Automotive Brakes On A Vehicle And Their Importance

By | October 7, 2011

It is not unusual, that the majority of men and women who go out to buy a new car have no idea how automotive brakes work. Rather than admit it and ask for an explanation they just nod and agree when the sales person launches into their rehearsed speech about the technical details, including the brakes. Buyers of new vehicles are often more interested in the look of the car, how much it costs and what additional gadgets they can get with the car, than in what is under the bonnet and what type of automotive brakes system the vehicle has.

However, even those who are not interested in the mechanical details will at least have heard of ABS to give it a full title, even if we do not understand how it works. Quite simply it is an adaptation of a safety system that was originally designed by a German designer for use in aircraft.
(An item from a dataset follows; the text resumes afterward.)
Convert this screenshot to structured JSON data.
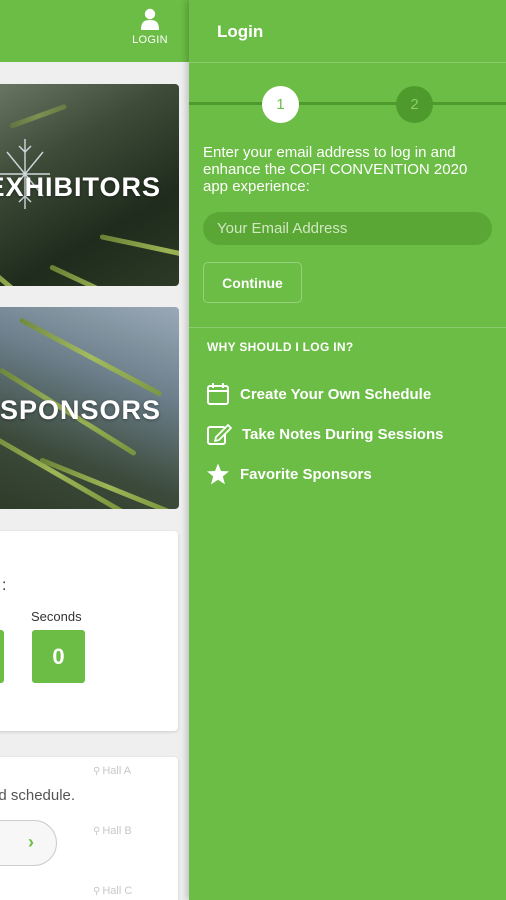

The aim was to allow the pilot to retain control over the planes movements when he applied the brakes.

In cars and other types of road vehicles, an anti-lock brake system is used to prevent the wheels from locking when you apply pressure to the brake pedal. Without this type of braking system, the wheels could lock, and you would be unable to steer and control the vehicle. At worst, the car could go into a spin which could have disastrous consequences for you, your passengers and perhaps for other road users or pedestrians.

Other advantages you gain from having the anti lock brake system fitted to your car is that it can decrease your stopping distance when road conditions are too dry or have become slippery. On the other hand, if the road surface is covered in snow or is gravel topped applying the brakes will require a much longer stopping distance. So even with this safety system fitted, you need to be aware of the road conditions and surfaces and adjust your braking time accordingly.

The standard anti-lock braking system is now available in many modern vehicles and has undergone some changes since it was introduced as an automotive braking system. Depending on the version installed in your vehicle you may find that in addition to preventing wheel locking, the latest model can electronically control the front-to-rear break bias, to help the driver maintain control of the vehicle.

There are several types of automotive braking systems, including the vacuum assisted brake system also found in modern vehicles. When the engine is running it creates a vacuum which combines with the pressure you apply to the brake pedal and increase the car’s ability to stop quickly, reducing the stopping distance. However, if the engine is revving, the vacuum weakens and reduces braking power, increasing the stopping distance and slowing down the cars progress towards a stop.

Automobiles have friction brakes that use friction to create kinetic energy. The vehicle begins to slow down and eventually stop, and the heat energy is released into the air. The brake pedal creates the friction by working with the road wheel hubs, or in some models with the axles or the transmission.

Drum brakes are connected to the rotating road wheel hub and when the brake shoes connect with the inner drum surface, it creates friction that gradually slows down the vehicle. It is this friction that causes the brake shoes to need replacing. As any good driver will tell you the more frequently you use the breaks and the harsher you are in applying them, the more often the break shoes will wear out.

A disc or rotor break is connected to wheel or the axle of the vehicle to help slow it down and eventually stop. This disc connects with the brake pads causing friction and slowing down the vehicle. You may be surprised to find that slowing down or stopping your vehicle is quite as complex, but if you take time to consider the size and power of any car moving at a speed, slamming the brakes on perhaps to avoid an accident requires a great deal of instant energy to slow it down.

You may well have read in the papers or seen on the news, what can happen when breaks malfunction. It may be that the driver has misjudged the situation and not applied their brakes swiftly enough, or it could be a mechanical fault, but the results can be fatal. That is one of the best reasons why we all need to ensure our automotive braking system is fully functional and is services regularly.